Now, some might say that this proves women aren’t strong. Hogwash. Women are very strong. To give just one important example, more than 100 million women give birth each and every year. It is an impressive feat of strength. Women also nurse their babies, which is fraught with problems ranging from mastitis to thrush. Women display physical strength in many ways, from athletic prowess to working jobs requiring them to be on their feet all day.
And it doesn’t prove that men are physically superior in every way. To give just one unimportant example, some large percentage of men have such a hard time dealing with the common cold that fantastic comedy sketches are written about it. (“For God’s sake, woman, he’s a man, he’s got a man cold!”)
But to state the obvious, by which I mean I’m about to say something extremely controversial, the average female is not as strong in the upper-body region as the average man. (Again: Please don’t demand I be written out of polite society for noting this truth that was universally acknowledged until roughly 15 minutes ago.) Even at my Crossfit gym, which is full of freakishly strong humans of both sexes, the men routinely outperform the women. And one of the things I love about my gym is that everyone is simply encouraged to do their work to the best of their ability.
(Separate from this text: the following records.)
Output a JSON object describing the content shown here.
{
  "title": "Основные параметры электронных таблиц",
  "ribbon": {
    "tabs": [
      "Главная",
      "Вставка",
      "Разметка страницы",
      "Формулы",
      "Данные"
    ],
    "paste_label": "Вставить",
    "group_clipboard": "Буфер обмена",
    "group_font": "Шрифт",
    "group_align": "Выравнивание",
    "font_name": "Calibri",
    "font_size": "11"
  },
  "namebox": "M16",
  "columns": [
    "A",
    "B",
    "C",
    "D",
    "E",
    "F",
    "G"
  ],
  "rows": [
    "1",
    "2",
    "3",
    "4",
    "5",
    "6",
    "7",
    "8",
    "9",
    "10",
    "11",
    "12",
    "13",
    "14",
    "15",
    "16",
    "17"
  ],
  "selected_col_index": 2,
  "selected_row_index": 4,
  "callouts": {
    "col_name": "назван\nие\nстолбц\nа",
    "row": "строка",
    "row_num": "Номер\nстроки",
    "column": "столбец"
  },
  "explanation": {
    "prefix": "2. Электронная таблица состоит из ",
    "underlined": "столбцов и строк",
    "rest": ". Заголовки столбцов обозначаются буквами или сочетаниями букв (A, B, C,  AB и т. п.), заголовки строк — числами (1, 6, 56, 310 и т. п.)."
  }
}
So the problem with the fact that most female Marine recruits aren’t meeting even the minimum requirement for upper-body strength isn’t that women aren’t strong. In fact, the problem is not even that men and women have different physical strengths.
The problem is that we are all supposed to pretend that men and women are identical. It doesn’t help men, women, children or the institutions they inhabit to pretend natural differences don’t exist. And here, it’s actually dangerous. We may have forgotten in our rush to drone warfare what actual combat entails. It’s grueling and requires tremendous physical and mental strength and discipline.
Marine Corps Commandant Gen. James Amos wants training officials to “continue to gather data and ensure that female Marines are provided with the best opportunity to succeed,” according to a statement from the Marines. The Associated Press then goes on to characterize the truth that “pullups require the muscular strength necessary to perform common military tasks such as scaling a wall, climbing up a rope or lifting and carrying heavy munitions” simply as a “belief” held by the Marine Corps. I wonder where they got that crazy idea. I mean, I can’t scale a wall or climb a rope but I’ve noticed that everyone at my gym who can do these things can also do a pullup. Or 20 pullups. One can read these statements and the backtracking on pullup requirements as a precursor to watering down the skills required to be effective in a Marine combat situation. The story states that if the military decides to keep some positions closed to women, they must explain why.
Success for women should not mean being viewed, contrary to reality, as interchangeable with men in all things. Men and women are both strong but strong in very different ways, both of which contribute mightily to human flourishing.